(Element data from apps and pages)

==================================================

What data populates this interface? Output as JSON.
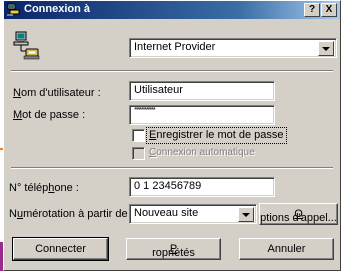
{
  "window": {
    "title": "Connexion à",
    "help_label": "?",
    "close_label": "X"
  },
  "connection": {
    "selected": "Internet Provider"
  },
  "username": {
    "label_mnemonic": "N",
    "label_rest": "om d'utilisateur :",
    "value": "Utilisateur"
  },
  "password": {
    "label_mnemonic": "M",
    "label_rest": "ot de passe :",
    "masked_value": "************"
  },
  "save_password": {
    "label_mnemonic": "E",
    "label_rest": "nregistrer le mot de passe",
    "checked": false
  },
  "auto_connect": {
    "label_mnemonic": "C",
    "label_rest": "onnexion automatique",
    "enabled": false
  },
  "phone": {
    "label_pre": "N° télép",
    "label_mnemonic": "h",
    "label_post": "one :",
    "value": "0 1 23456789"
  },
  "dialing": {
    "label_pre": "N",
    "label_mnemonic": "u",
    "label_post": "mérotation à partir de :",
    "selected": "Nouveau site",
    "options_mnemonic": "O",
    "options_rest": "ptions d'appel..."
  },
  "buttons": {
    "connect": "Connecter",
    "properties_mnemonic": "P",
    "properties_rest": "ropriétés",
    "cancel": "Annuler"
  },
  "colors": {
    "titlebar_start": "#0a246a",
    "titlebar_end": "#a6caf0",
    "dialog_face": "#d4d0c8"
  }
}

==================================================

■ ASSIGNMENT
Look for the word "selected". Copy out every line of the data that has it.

■ WRITTEN ANSWER
    "selected": "Internet Provider"
    "selected": "Nouveau site",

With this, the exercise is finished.